START Records for the exercise

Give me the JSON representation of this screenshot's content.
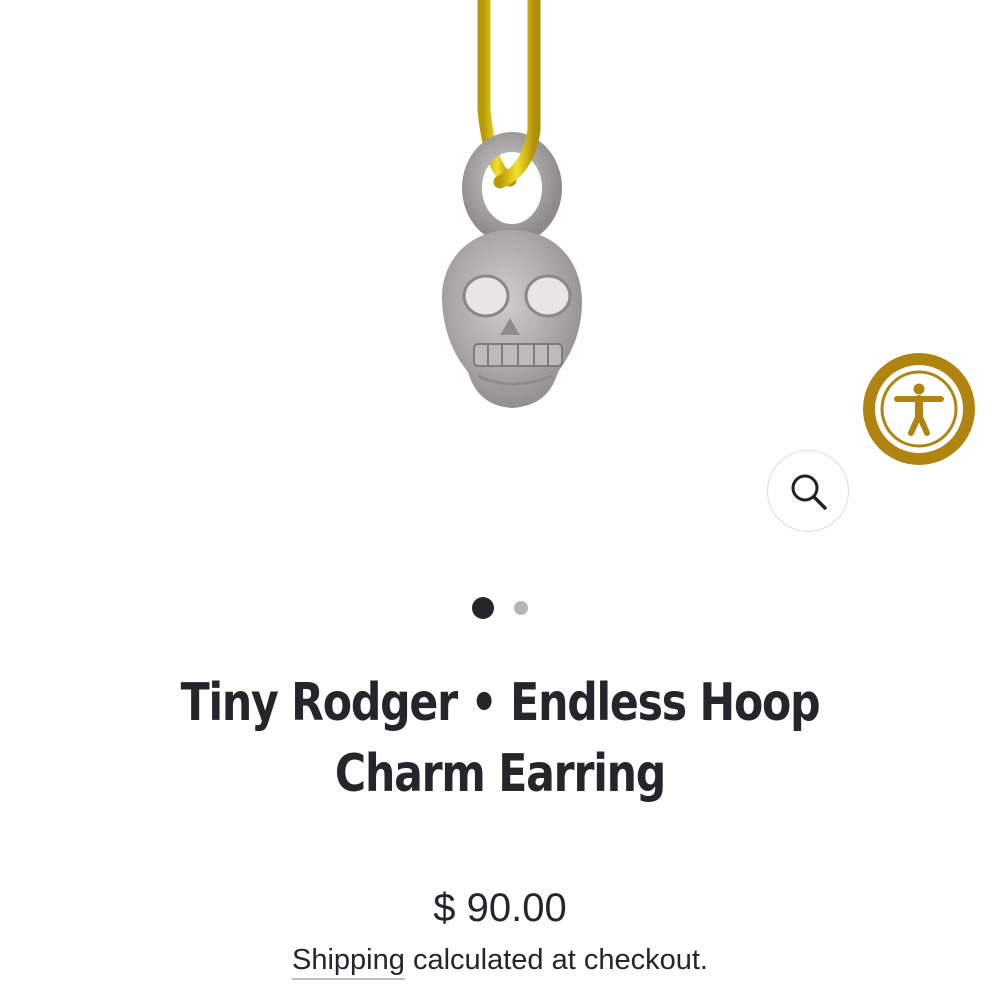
{
  "product": {
    "title": "Tiny Rodger • Endless Hoop Charm Earring",
    "price": "$ 90.00",
    "shipping_link": "Shipping",
    "shipping_rest": " calculated at checkout."
  },
  "gallery": {
    "image_count": 2,
    "active_index": 0
  },
  "icons": {
    "zoom": "magnifier-icon",
    "accessibility": "accessibility-person-icon"
  },
  "colors": {
    "accent_gold": "#b08410",
    "text": "#25252b",
    "dot_inactive": "#b5b5b5"
  }
}
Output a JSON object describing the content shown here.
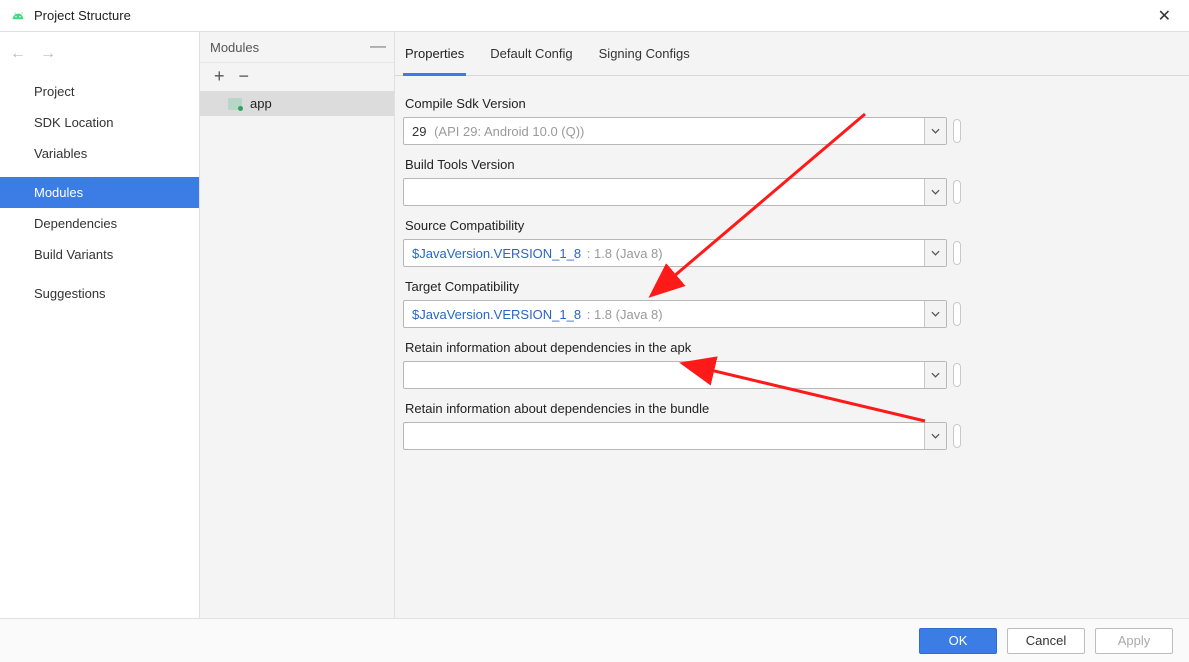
{
  "window": {
    "title": "Project Structure"
  },
  "sidebar": {
    "items": [
      {
        "label": "Project"
      },
      {
        "label": "SDK Location"
      },
      {
        "label": "Variables"
      },
      {
        "label": "Modules"
      },
      {
        "label": "Dependencies"
      },
      {
        "label": "Build Variants"
      },
      {
        "label": "Suggestions"
      }
    ],
    "selected_index": 3
  },
  "modules": {
    "header": "Modules",
    "items": [
      {
        "name": "app"
      }
    ]
  },
  "tabs": {
    "items": [
      {
        "label": "Properties"
      },
      {
        "label": "Default Config"
      },
      {
        "label": "Signing Configs"
      }
    ],
    "active_index": 0
  },
  "fields": {
    "compileSdk": {
      "label": "Compile Sdk Version",
      "value": "29",
      "hint": "(API 29: Android 10.0 (Q))"
    },
    "buildTools": {
      "label": "Build Tools Version",
      "value": ""
    },
    "sourceCompat": {
      "label": "Source Compatibility",
      "value": "$JavaVersion.VERSION_1_8",
      "hint": ": 1.8 (Java 8)"
    },
    "targetCompat": {
      "label": "Target Compatibility",
      "value": "$JavaVersion.VERSION_1_8",
      "hint": ": 1.8 (Java 8)"
    },
    "retainApk": {
      "label": "Retain information about dependencies in the apk",
      "value": ""
    },
    "retainBundle": {
      "label": "Retain information about dependencies in the bundle",
      "value": ""
    }
  },
  "buttons": {
    "ok": "OK",
    "cancel": "Cancel",
    "apply": "Apply"
  },
  "colors": {
    "accent": "#3b7de5"
  }
}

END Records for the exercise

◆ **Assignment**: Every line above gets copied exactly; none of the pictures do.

◆ **Answer**:
Give me the JSON representation of this screenshot's content.
{
  "product": {
    "title": "Tiny Rodger • Endless Hoop Charm Earring",
    "price": "$ 90.00",
    "shipping_link": "Shipping",
    "shipping_rest": " calculated at checkout."
  },
  "gallery": {
    "image_count": 2,
    "active_index": 0
  },
  "icons": {
    "zoom": "magnifier-icon",
    "accessibility": "accessibility-person-icon"
  },
  "colors": {
    "accent_gold": "#b08410",
    "text": "#25252b",
    "dot_inactive": "#b5b5b5"
  }
}
Output a JSON object describing the content shown here.
{
  "window": {
    "title": "Project Structure"
  },
  "sidebar": {
    "items": [
      {
        "label": "Project"
      },
      {
        "label": "SDK Location"
      },
      {
        "label": "Variables"
      },
      {
        "label": "Modules"
      },
      {
        "label": "Dependencies"
      },
      {
        "label": "Build Variants"
      },
      {
        "label": "Suggestions"
      }
    ],
    "selected_index": 3
  },
  "modules": {
    "header": "Modules",
    "items": [
      {
        "name": "app"
      }
    ]
  },
  "tabs": {
    "items": [
      {
        "label": "Properties"
      },
      {
        "label": "Default Config"
      },
      {
        "label": "Signing Configs"
      }
    ],
    "active_index": 0
  },
  "fields": {
    "compileSdk": {
      "label": "Compile Sdk Version",
      "value": "29",
      "hint": "(API 29: Android 10.0 (Q))"
    },
    "buildTools": {
      "label": "Build Tools Version",
      "value": ""
    },
    "sourceCompat": {
      "label": "Source Compatibility",
      "value": "$JavaVersion.VERSION_1_8",
      "hint": ": 1.8 (Java 8)"
    },
    "targetCompat": {
      "label": "Target Compatibility",
      "value": "$JavaVersion.VERSION_1_8",
      "hint": ": 1.8 (Java 8)"
    },
    "retainApk": {
      "label": "Retain information about dependencies in the apk",
      "value": ""
    },
    "retainBundle": {
      "label": "Retain information about dependencies in the bundle",
      "value": ""
    }
  },
  "buttons": {
    "ok": "OK",
    "cancel": "Cancel",
    "apply": "Apply"
  },
  "colors": {
    "accent": "#3b7de5"
  }
}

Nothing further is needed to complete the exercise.